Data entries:
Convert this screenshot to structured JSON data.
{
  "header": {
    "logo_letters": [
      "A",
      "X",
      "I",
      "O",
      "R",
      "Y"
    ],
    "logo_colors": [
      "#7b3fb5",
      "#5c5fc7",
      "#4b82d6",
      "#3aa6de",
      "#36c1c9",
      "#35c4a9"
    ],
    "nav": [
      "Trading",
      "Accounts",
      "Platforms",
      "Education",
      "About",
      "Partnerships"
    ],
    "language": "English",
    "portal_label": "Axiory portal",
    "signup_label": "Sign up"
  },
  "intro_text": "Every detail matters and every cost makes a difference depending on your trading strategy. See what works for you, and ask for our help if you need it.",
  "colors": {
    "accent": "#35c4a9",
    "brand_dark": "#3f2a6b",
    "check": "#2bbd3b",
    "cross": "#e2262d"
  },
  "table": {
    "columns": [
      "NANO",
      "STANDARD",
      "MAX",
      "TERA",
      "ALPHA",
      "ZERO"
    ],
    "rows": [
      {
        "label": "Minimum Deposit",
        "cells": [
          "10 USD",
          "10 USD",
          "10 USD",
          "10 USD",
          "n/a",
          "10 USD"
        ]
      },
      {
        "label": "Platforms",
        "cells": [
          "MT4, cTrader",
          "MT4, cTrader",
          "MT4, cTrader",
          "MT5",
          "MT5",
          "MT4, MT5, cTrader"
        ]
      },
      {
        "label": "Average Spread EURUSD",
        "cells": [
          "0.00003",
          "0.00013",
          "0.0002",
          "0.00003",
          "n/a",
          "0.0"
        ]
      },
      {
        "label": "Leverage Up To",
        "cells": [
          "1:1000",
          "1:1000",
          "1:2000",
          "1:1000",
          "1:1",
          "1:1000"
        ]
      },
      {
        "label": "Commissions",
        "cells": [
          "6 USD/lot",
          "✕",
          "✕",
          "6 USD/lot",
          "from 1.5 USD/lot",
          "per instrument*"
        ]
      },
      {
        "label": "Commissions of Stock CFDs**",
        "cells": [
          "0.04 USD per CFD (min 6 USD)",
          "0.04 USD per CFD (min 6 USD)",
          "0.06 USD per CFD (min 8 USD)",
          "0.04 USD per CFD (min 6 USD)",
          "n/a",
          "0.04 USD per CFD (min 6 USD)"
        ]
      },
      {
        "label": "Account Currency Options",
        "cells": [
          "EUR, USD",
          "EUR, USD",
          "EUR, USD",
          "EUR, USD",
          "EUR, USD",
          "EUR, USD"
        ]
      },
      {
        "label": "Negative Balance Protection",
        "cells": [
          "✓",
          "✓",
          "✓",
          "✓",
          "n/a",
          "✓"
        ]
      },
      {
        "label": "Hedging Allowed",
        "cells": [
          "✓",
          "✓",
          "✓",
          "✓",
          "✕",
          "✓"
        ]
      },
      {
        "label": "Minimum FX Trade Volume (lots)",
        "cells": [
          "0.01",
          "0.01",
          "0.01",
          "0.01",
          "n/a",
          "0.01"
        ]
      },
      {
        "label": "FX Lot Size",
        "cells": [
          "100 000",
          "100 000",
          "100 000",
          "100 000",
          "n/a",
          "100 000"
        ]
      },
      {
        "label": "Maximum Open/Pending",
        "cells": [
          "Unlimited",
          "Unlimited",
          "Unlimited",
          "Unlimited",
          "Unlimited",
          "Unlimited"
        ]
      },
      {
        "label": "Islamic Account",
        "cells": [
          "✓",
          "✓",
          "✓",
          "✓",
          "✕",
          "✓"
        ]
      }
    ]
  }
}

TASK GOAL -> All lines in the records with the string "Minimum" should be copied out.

RESPONSE ->
        "label": "Minimum Deposit",
        "label": "Minimum FX Trade Volume (lots)",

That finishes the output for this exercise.